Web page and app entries
******

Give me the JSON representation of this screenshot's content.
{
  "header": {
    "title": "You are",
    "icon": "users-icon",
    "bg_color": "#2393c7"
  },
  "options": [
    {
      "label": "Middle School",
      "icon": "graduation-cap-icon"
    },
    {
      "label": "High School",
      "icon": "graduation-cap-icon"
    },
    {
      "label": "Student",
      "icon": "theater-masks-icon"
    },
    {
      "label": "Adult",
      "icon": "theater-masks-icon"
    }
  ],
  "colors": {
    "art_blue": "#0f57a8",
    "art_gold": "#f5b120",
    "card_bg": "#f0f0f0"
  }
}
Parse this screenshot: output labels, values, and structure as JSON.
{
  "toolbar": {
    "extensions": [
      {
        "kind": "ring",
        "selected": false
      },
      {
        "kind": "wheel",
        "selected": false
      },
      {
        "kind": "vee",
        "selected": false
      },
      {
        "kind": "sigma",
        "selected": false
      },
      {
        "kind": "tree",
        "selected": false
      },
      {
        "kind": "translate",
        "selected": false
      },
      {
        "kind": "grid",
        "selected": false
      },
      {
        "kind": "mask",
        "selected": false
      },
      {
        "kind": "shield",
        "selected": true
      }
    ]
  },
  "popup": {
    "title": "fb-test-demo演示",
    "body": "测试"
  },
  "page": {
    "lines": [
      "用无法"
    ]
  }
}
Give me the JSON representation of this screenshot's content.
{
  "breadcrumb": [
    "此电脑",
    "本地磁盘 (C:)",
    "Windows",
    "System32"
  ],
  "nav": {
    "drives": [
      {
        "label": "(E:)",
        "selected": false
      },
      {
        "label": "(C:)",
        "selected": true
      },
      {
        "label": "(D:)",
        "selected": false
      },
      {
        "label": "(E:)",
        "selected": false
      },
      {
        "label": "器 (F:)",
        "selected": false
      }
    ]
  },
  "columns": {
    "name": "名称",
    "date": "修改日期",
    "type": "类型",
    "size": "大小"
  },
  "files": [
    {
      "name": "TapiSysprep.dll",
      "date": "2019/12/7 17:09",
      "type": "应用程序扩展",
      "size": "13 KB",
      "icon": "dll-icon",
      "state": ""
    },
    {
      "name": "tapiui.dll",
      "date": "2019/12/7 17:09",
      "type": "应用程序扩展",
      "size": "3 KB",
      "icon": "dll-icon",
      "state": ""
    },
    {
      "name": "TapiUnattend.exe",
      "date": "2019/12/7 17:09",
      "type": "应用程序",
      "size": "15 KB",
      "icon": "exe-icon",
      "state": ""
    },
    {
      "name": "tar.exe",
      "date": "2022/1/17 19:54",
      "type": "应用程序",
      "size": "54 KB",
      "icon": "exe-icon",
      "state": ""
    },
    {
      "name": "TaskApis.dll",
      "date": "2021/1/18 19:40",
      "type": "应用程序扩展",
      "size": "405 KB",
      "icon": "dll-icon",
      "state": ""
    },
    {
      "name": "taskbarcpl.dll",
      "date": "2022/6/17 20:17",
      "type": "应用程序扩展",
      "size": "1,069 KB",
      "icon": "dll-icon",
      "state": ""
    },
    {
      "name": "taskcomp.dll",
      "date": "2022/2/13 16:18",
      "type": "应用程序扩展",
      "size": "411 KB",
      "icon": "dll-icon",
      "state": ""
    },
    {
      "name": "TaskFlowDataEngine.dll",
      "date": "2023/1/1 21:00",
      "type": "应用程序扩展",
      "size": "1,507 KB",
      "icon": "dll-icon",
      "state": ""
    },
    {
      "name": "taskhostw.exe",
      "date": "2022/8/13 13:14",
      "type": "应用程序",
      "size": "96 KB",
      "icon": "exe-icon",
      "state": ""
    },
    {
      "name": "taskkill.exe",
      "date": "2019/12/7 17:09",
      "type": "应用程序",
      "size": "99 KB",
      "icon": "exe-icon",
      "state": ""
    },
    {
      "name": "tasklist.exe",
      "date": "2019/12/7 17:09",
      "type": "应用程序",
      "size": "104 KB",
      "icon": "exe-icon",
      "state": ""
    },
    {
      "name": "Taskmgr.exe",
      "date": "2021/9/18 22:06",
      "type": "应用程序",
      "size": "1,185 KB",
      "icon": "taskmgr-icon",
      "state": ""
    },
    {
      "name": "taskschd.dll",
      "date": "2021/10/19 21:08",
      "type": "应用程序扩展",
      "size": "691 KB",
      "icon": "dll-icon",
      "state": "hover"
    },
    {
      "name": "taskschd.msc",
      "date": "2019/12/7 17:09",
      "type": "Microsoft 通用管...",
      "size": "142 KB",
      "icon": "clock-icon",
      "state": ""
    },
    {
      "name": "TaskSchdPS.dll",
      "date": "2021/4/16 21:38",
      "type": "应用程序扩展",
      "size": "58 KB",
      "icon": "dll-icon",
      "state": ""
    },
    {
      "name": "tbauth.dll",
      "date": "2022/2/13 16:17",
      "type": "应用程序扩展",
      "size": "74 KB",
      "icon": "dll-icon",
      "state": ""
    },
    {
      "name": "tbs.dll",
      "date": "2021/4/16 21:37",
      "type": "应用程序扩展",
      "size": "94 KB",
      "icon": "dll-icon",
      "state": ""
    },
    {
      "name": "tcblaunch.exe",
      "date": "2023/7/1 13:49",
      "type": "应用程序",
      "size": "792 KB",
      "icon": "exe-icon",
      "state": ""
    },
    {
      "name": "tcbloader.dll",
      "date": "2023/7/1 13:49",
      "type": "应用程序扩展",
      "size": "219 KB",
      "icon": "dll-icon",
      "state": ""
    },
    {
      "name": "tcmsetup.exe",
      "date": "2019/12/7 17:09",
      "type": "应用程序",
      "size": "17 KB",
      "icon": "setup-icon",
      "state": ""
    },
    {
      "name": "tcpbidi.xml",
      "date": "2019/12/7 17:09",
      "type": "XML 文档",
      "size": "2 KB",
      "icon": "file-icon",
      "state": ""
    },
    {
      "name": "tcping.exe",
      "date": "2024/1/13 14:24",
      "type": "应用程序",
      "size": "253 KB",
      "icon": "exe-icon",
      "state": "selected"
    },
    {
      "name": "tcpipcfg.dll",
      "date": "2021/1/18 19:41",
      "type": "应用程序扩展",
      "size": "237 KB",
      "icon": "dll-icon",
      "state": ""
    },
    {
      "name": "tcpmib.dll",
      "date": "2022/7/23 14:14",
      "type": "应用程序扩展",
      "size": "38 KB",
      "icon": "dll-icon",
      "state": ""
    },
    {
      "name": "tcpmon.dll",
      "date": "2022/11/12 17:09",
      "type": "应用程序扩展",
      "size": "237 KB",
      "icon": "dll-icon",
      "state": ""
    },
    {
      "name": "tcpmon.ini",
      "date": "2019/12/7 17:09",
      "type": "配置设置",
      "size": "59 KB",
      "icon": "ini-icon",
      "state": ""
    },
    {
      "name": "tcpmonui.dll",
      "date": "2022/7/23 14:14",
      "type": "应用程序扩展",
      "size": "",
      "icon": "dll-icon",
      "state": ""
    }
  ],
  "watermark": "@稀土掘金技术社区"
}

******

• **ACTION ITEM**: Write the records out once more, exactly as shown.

• **SOLUTION BELOW**:
Give me the JSON representation of this screenshot's content.
{
  "header": {
    "title": "You are",
    "icon": "users-icon",
    "bg_color": "#2393c7"
  },
  "options": [
    {
      "label": "Middle School",
      "icon": "graduation-cap-icon"
    },
    {
      "label": "High School",
      "icon": "graduation-cap-icon"
    },
    {
      "label": "Student",
      "icon": "theater-masks-icon"
    },
    {
      "label": "Adult",
      "icon": "theater-masks-icon"
    }
  ],
  "colors": {
    "art_blue": "#0f57a8",
    "art_gold": "#f5b120",
    "card_bg": "#f0f0f0"
  }
}
Parse this screenshot: output labels, values, and structure as JSON.
{
  "toolbar": {
    "extensions": [
      {
        "kind": "ring",
        "selected": false
      },
      {
        "kind": "wheel",
        "selected": false
      },
      {
        "kind": "vee",
        "selected": false
      },
      {
        "kind": "sigma",
        "selected": false
      },
      {
        "kind": "tree",
        "selected": false
      },
      {
        "kind": "translate",
        "selected": false
      },
      {
        "kind": "grid",
        "selected": false
      },
      {
        "kind": "mask",
        "selected": false
      },
      {
        "kind": "shield",
        "selected": true
      }
    ]
  },
  "popup": {
    "title": "fb-test-demo演示",
    "body": "测试"
  },
  "page": {
    "lines": [
      "用无法"
    ]
  }
}
Give me the JSON representation of this screenshot's content.
{
  "breadcrumb": [
    "此电脑",
    "本地磁盘 (C:)",
    "Windows",
    "System32"
  ],
  "nav": {
    "drives": [
      {
        "label": "(E:)",
        "selected": false
      },
      {
        "label": "(C:)",
        "selected": true
      },
      {
        "label": "(D:)",
        "selected": false
      },
      {
        "label": "(E:)",
        "selected": false
      },
      {
        "label": "器 (F:)",
        "selected": false
      }
    ]
  },
  "columns": {
    "name": "名称",
    "date": "修改日期",
    "type": "类型",
    "size": "大小"
  },
  "files": [
    {
      "name": "TapiSysprep.dll",
      "date": "2019/12/7 17:09",
      "type": "应用程序扩展",
      "size": "13 KB",
      "icon": "dll-icon",
      "state": ""
    },
    {
      "name": "tapiui.dll",
      "date": "2019/12/7 17:09",
      "type": "应用程序扩展",
      "size": "3 KB",
      "icon": "dll-icon",
      "state": ""
    },
    {
      "name": "TapiUnattend.exe",
      "date": "2019/12/7 17:09",
      "type": "应用程序",
      "size": "15 KB",
      "icon": "exe-icon",
      "state": ""
    },
    {
      "name": "tar.exe",
      "date": "2022/1/17 19:54",
      "type": "应用程序",
      "size": "54 KB",
      "icon": "exe-icon",
      "state": ""
    },
    {
      "name": "TaskApis.dll",
      "date": "2021/1/18 19:40",
      "type": "应用程序扩展",
      "size": "405 KB",
      "icon": "dll-icon",
      "state": ""
    },
    {
      "name": "taskbarcpl.dll",
      "date": "2022/6/17 20:17",
      "type": "应用程序扩展",
      "size": "1,069 KB",
      "icon": "dll-icon",
      "state": ""
    },
    {
      "name": "taskcomp.dll",
      "date": "2022/2/13 16:18",
      "type": "应用程序扩展",
      "size": "411 KB",
      "icon": "dll-icon",
      "state": ""
    },
    {
      "name": "TaskFlowDataEngine.dll",
      "date": "2023/1/1 21:00",
      "type": "应用程序扩展",
      "size": "1,507 KB",
      "icon": "dll-icon",
      "state": ""
    },
    {
      "name": "taskhostw.exe",
      "date": "2022/8/13 13:14",
      "type": "应用程序",
      "size": "96 KB",
      "icon": "exe-icon",
      "state": ""
    },
    {
      "name": "taskkill.exe",
      "date": "2019/12/7 17:09",
      "type": "应用程序",
      "size": "99 KB",
      "icon": "exe-icon",
      "state": ""
    },
    {
      "name": "tasklist.exe",
      "date": "2019/12/7 17:09",
      "type": "应用程序",
      "size": "104 KB",
      "icon": "exe-icon",
      "state": ""
    },
    {
      "name": "Taskmgr.exe",
      "date": "2021/9/18 22:06",
      "type": "应用程序",
      "size": "1,185 KB",
      "icon": "taskmgr-icon",
      "state": ""
    },
    {
      "name": "taskschd.dll",
      "date": "2021/10/19 21:08",
      "type": "应用程序扩展",
      "size": "691 KB",
      "icon": "dll-icon",
      "state": "hover"
    },
    {
      "name": "taskschd.msc",
      "date": "2019/12/7 17:09",
      "type": "Microsoft 通用管...",
      "size": "142 KB",
      "icon": "clock-icon",
      "state": ""
    },
    {
      "name": "TaskSchdPS.dll",
      "date": "2021/4/16 21:38",
      "type": "应用程序扩展",
      "size": "58 KB",
      "icon": "dll-icon",
      "state": ""
    },
    {
      "name": "tbauth.dll",
      "date": "2022/2/13 16:17",
      "type": "应用程序扩展",
      "size": "74 KB",
      "icon": "dll-icon",
      "state": ""
    },
    {
      "name": "tbs.dll",
      "date": "2021/4/16 21:37",
      "type": "应用程序扩展",
      "size": "94 KB",
      "icon": "dll-icon",
      "state": ""
    },
    {
      "name": "tcblaunch.exe",
      "date": "2023/7/1 13:49",
      "type": "应用程序",
      "size": "792 KB",
      "icon": "exe-icon",
      "state": ""
    },
    {
      "name": "tcbloader.dll",
      "date": "2023/7/1 13:49",
      "type": "应用程序扩展",
      "size": "219 KB",
      "icon": "dll-icon",
      "state": ""
    },
    {
      "name": "tcmsetup.exe",
      "date": "2019/12/7 17:09",
      "type": "应用程序",
      "size": "17 KB",
      "icon": "setup-icon",
      "state": ""
    },
    {
      "name": "tcpbidi.xml",
      "date": "2019/12/7 17:09",
      "type": "XML 文档",
      "size": "2 KB",
      "icon": "file-icon",
      "state": ""
    },
    {
      "name": "tcping.exe",
      "date": "2024/1/13 14:24",
      "type": "应用程序",
      "size": "253 KB",
      "icon": "exe-icon",
      "state": "selected"
    },
    {
      "name": "tcpipcfg.dll",
      "date": "2021/1/18 19:41",
      "type": "应用程序扩展",
      "size": "237 KB",
      "icon": "dll-icon",
      "state": ""
    },
    {
      "name": "tcpmib.dll",
      "date": "2022/7/23 14:14",
      "type": "应用程序扩展",
      "size": "38 KB",
      "icon": "dll-icon",
      "state": ""
    },
    {
      "name": "tcpmon.dll",
      "date": "2022/11/12 17:09",
      "type": "应用程序扩展",
      "size": "237 KB",
      "icon": "dll-icon",
      "state": ""
    },
    {
      "name": "tcpmon.ini",
      "date": "2019/12/7 17:09",
      "type": "配置设置",
      "size": "59 KB",
      "icon": "ini-icon",
      "state": ""
    },
    {
      "name": "tcpmonui.dll",
      "date": "2022/7/23 14:14",
      "type": "应用程序扩展",
      "size": "",
      "icon": "dll-icon",
      "state": ""
    }
  ],
  "watermark": "@稀土掘金技术社区"
}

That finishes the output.